Originally published on CleanTechnica.
For those wanting to understand what a clean electricity footprint looks like, go to Uruguay.
In less than 10 years, the country has shrunk its carbon footprint while lowering electricity costs, without calling on the government for renewable energy subsidies. In fact, this country now obtains nearly 95% of its electricity from clean energy.
Receiving 60% of its energy from hydropower, the remainder of this country energy portfolio has shifted from fossil fuel domination to a renewable energy, including mostly wind, but some solar and biomass.
In a recent report from The Guardian, we learn that in less than a decade, Uruguay has slashed its carbon footprint without government subsidies or higher consumer costs, states the country’s head of climate change policy, Ramón Méndez.
Not only have electricity prices dropped, Uruguayan energy professionals add that there are fewer power cuts, because a diverse energy mix means greater resilience to droughts.
Uruguay’s electricity mix is as follows:
- Thermal power
- Wind power
- Diesel generators
- Developing solar & biomass
With a population of 3.4 million, this country has been cheered for efforts to ‘decarbonize’ its economy. The list of those applauding includes the World Bank and the Economic Commission for Latin America and the Caribbean. Additionally, the WWF named Uruguay among its “Green Energy Leaders,”proclaiming: “The country is defining global trends in renewable energy investment.”
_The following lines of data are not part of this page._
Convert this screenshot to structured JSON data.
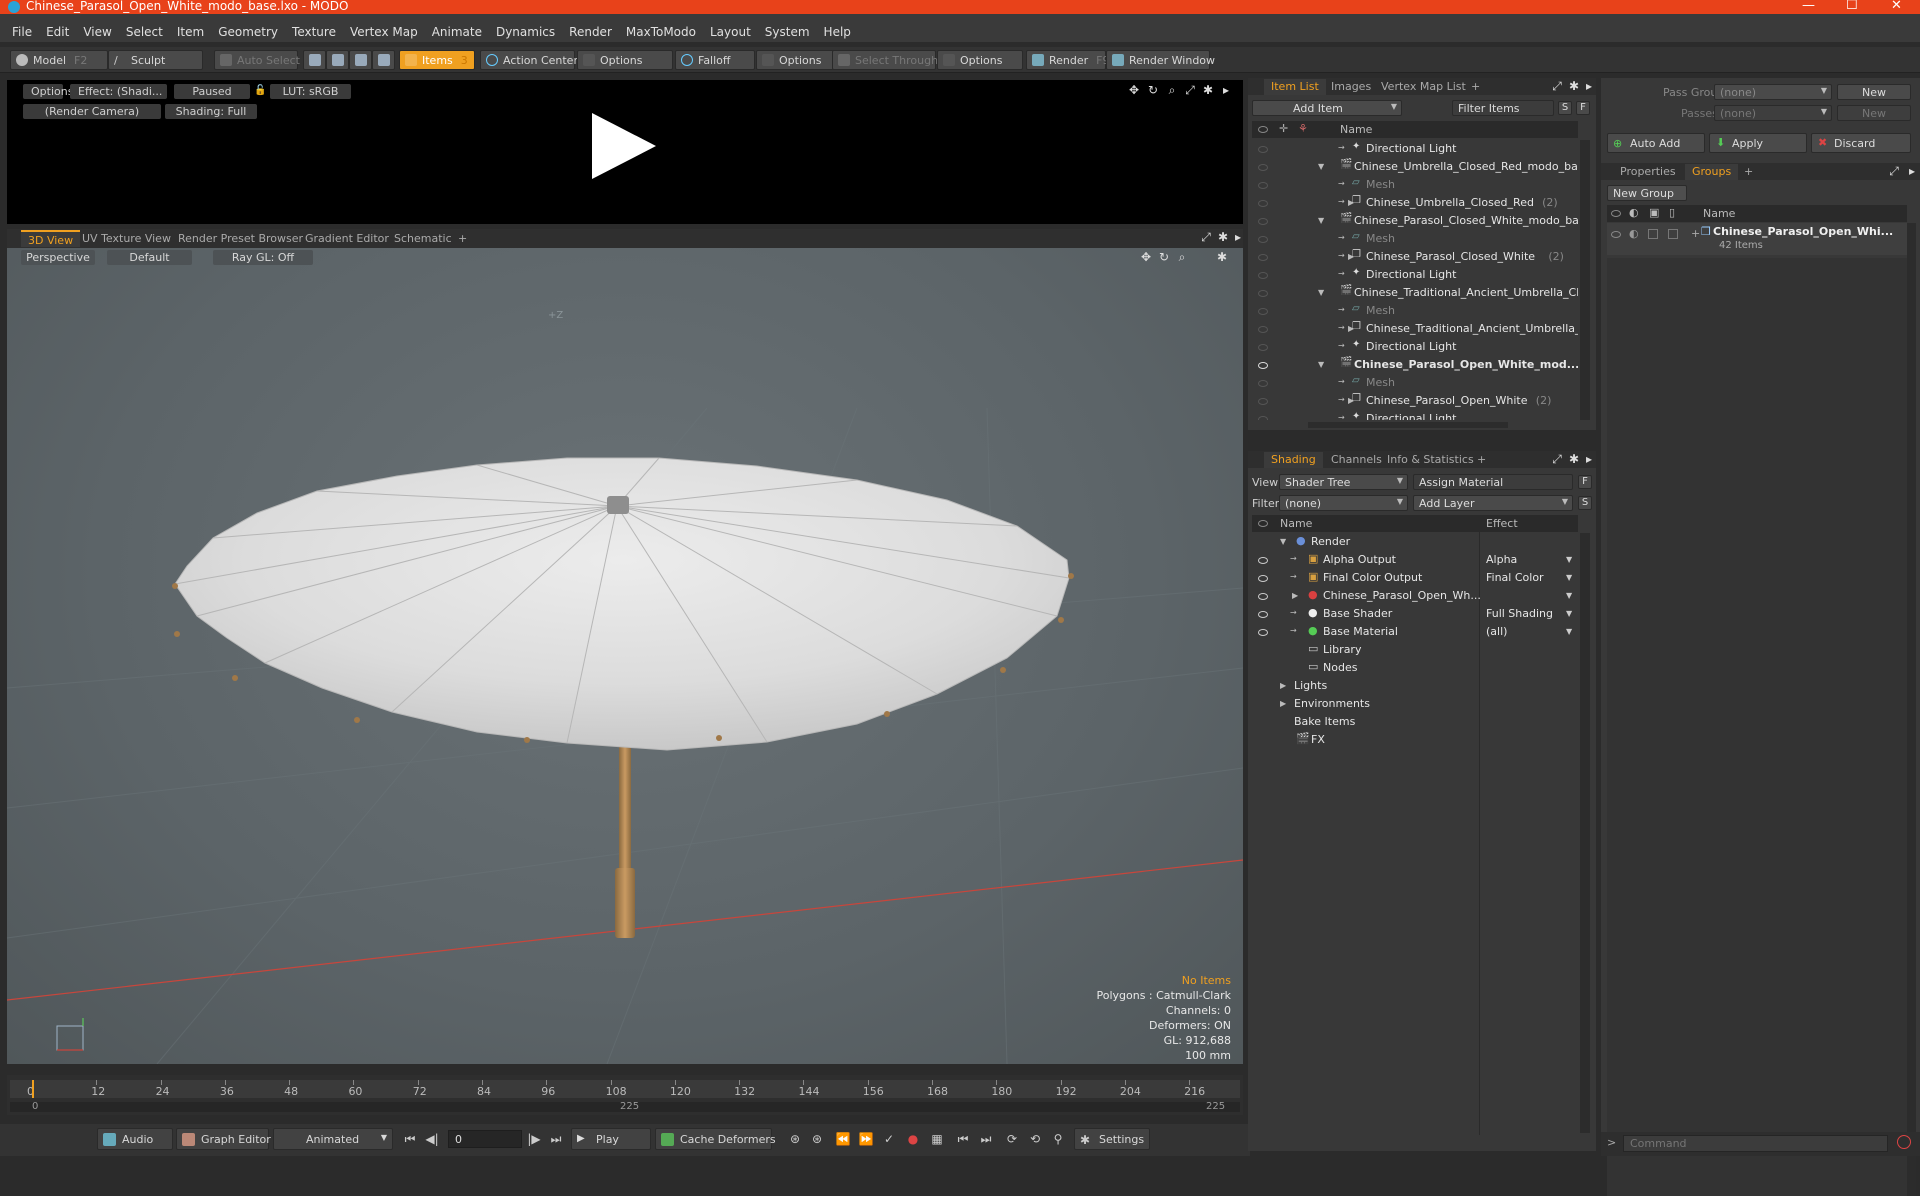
{
  "title_bar": {
    "title": "Chinese_Parasol_Open_White_modo_base.lxo - MODO",
    "minimize": "—",
    "maximize": "☐",
    "close": "✕"
  },
  "menu": [
    "File",
    "Edit",
    "View",
    "Select",
    "Item",
    "Geometry",
    "Texture",
    "Vertex Map",
    "Animate",
    "Dynamics",
    "Render",
    "MaxToModo",
    "Layout",
    "System",
    "Help"
  ],
  "toolbar": {
    "model": "Model",
    "model_key": "F2",
    "sculpt": "Sculpt",
    "auto_select": "Auto Select",
    "items": "Items",
    "items_key": "3",
    "action_center": "Action Center",
    "options1": "Options",
    "falloff": "Falloff",
    "options2": "Options",
    "select_through": "Select Through",
    "options3": "Options",
    "render": "Render",
    "render_key": "F9",
    "render_window": "Render Window"
  },
  "preview": {
    "options": "Options",
    "effect": "Effect: (Shadi...",
    "paused": "Paused",
    "lut": "LUT: sRGB",
    "camera": "(Render Camera)",
    "shading": "Shading: Full"
  },
  "viewport_tabs": [
    "3D View",
    "UV Texture View",
    "Render Preset Browser",
    "Gradient Editor",
    "Schematic",
    "+"
  ],
  "viewport": {
    "perspective": "Perspective",
    "default": "Default",
    "raygl": "Ray GL: Off",
    "hud": {
      "no_items": "No Items",
      "polygons": "Polygons : Catmull-Clark",
      "channels": "Channels: 0",
      "deformers": "Deformers: ON",
      "gl": "GL: 912,688",
      "scale": "100 mm"
    },
    "axis_label": "+Z"
  },
  "timeline": {
    "ticks": [
      "0",
      "12",
      "24",
      "36",
      "48",
      "60",
      "72",
      "84",
      "96",
      "108",
      "120",
      "132",
      "144",
      "156",
      "168",
      "180",
      "192",
      "204",
      "216"
    ],
    "start": "0",
    "mid": "225",
    "end": "225"
  },
  "transport": {
    "audio": "Audio",
    "graph_editor": "Graph Editor",
    "animated": "Animated",
    "frame": "0",
    "play": "Play",
    "cache_deformers": "Cache Deformers",
    "settings": "Settings"
  },
  "item_list": {
    "tabs": [
      "Item List",
      "Images",
      "Vertex Map List",
      "+"
    ],
    "add_item": "Add Item",
    "filter": "Filter Items",
    "s": "S",
    "f": "F",
    "col_name": "Name",
    "rows": [
      {
        "label": "Directional Light",
        "suffix": "",
        "indent": 2,
        "icon": "light",
        "tri": "",
        "bold": false,
        "dim": false
      },
      {
        "label": "Chinese_Umbrella_Closed_Red_modo_ba ...",
        "suffix": "",
        "indent": 0,
        "icon": "scene",
        "tri": "▼",
        "bold": false,
        "dim": false
      },
      {
        "label": "Mesh",
        "suffix": "",
        "indent": 2,
        "icon": "mesh",
        "tri": "",
        "bold": false,
        "dim": true
      },
      {
        "label": "Chinese_Umbrella_Closed_Red",
        "suffix": "(2)",
        "indent": 2,
        "icon": "group",
        "tri": "▶",
        "bold": false,
        "dim": false
      },
      {
        "label": "Chinese_Parasol_Closed_White_modo_ba...",
        "suffix": "",
        "indent": 0,
        "icon": "scene",
        "tri": "▼",
        "bold": false,
        "dim": false
      },
      {
        "label": "Mesh",
        "suffix": "",
        "indent": 2,
        "icon": "mesh",
        "tri": "",
        "bold": false,
        "dim": true
      },
      {
        "label": "Chinese_Parasol_Closed_White",
        "suffix": "(2)",
        "indent": 2,
        "icon": "group",
        "tri": "▶",
        "bold": false,
        "dim": false
      },
      {
        "label": "Directional Light",
        "suffix": "",
        "indent": 2,
        "icon": "light",
        "tri": "",
        "bold": false,
        "dim": false
      },
      {
        "label": "Chinese_Traditional_Ancient_Umbrella_Cl ...",
        "suffix": "",
        "indent": 0,
        "icon": "scene",
        "tri": "▼",
        "bold": false,
        "dim": false
      },
      {
        "label": "Mesh",
        "suffix": "",
        "indent": 2,
        "icon": "mesh",
        "tri": "",
        "bold": false,
        "dim": true
      },
      {
        "label": "Chinese_Traditional_Ancient_Umbrella_...",
        "suffix": "",
        "indent": 2,
        "icon": "group",
        "tri": "▶",
        "bold": false,
        "dim": false
      },
      {
        "label": "Directional Light",
        "suffix": "",
        "indent": 2,
        "icon": "light",
        "tri": "",
        "bold": false,
        "dim": false
      },
      {
        "label": "Chinese_Parasol_Open_White_mod...",
        "suffix": "",
        "indent": 0,
        "icon": "scene",
        "tri": "▼",
        "bold": true,
        "dim": false
      },
      {
        "label": "Mesh",
        "suffix": "",
        "indent": 2,
        "icon": "mesh",
        "tri": "",
        "bold": false,
        "dim": true
      },
      {
        "label": "Chinese_Parasol_Open_White",
        "suffix": "(2)",
        "indent": 2,
        "icon": "group",
        "tri": "▶",
        "bold": false,
        "dim": false
      },
      {
        "label": "Directional Light",
        "suffix": "",
        "indent": 2,
        "icon": "light",
        "tri": "",
        "bold": false,
        "dim": false
      }
    ]
  },
  "shading": {
    "tabs": [
      "Shading",
      "Channels",
      "Info & Statistics",
      "+"
    ],
    "view_label": "View",
    "view_value": "Shader Tree",
    "assign_material": "Assign Material",
    "filter_label": "Filter",
    "filter_value": "(none)",
    "add_layer": "Add Layer",
    "f": "F",
    "s": "S",
    "col_name": "Name",
    "col_effect": "Effect",
    "rows": [
      {
        "label": "Render",
        "effect": "",
        "indent": 0,
        "tri": "▼",
        "icon": "render",
        "eye": false
      },
      {
        "label": "Alpha Output",
        "effect": "Alpha",
        "indent": 1,
        "tri": "",
        "icon": "output",
        "eye": true
      },
      {
        "label": "Final Color Output",
        "effect": "Final Color",
        "indent": 1,
        "tri": "",
        "icon": "output",
        "eye": true
      },
      {
        "label": "Chinese_Parasol_Open_Wh...",
        "effect": "",
        "indent": 1,
        "tri": "▶",
        "icon": "material",
        "eye": true
      },
      {
        "label": "Base Shader",
        "effect": "Full Shading",
        "indent": 1,
        "tri": "",
        "icon": "shader",
        "eye": true
      },
      {
        "label": "Base Material",
        "effect": "(all)",
        "indent": 1,
        "tri": "",
        "icon": "basemat",
        "eye": true
      },
      {
        "label": "Library",
        "effect": "",
        "indent": 1,
        "tri": "",
        "icon": "folder",
        "eye": false
      },
      {
        "label": "Nodes",
        "effect": "",
        "indent": 1,
        "tri": "",
        "icon": "folder",
        "eye": false
      },
      {
        "label": "Lights",
        "effect": "",
        "indent": 0,
        "tri": "▶",
        "icon": "",
        "eye": false
      },
      {
        "label": "Environments",
        "effect": "",
        "indent": 0,
        "tri": "▶",
        "icon": "",
        "eye": false
      },
      {
        "label": "Bake Items",
        "effect": "",
        "indent": 0,
        "tri": "",
        "icon": "",
        "eye": false
      },
      {
        "label": "FX",
        "effect": "",
        "indent": 0,
        "tri": "",
        "icon": "fx",
        "eye": false
      }
    ]
  },
  "groups_panel": {
    "pass_groups_label": "Pass Groups",
    "pass_groups_value": "(none)",
    "new1": "New",
    "passes_label": "Passes",
    "passes_value": "(none)",
    "new2": "New",
    "auto_add": "Auto Add",
    "apply": "Apply",
    "discard": "Discard",
    "tabs": [
      "Properties",
      "Groups",
      "+"
    ],
    "new_group": "New Group",
    "col_name": "Name",
    "group_name": "Chinese_Parasol_Open_Whi...",
    "group_count": "42 Items",
    "command_placeholder": "Command"
  },
  "colors": {
    "accent": "#f0a020",
    "title_bar": "#e8421a",
    "x_axis": "#c8463c"
  }
}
“What we’ve learned is that renewables is just a financial business,” Méndez said. “The construction and maintenance costs are low, so as long as you give investors a secure environment, it is very attractive.”
He said making this successful also involves clear decision-making, a supportive regulatory environment, and a strong partnership between the public and private sector.
Over the last five years, energy investments in Uruguay have grown to $7 billion, or 15% of the country’s annual GDP. This total is five times the average in Latin America. Importantly, the majority of this energy portfolio happens to be clean and renewable.
Image: Plaza in Montevideo via Shutterstock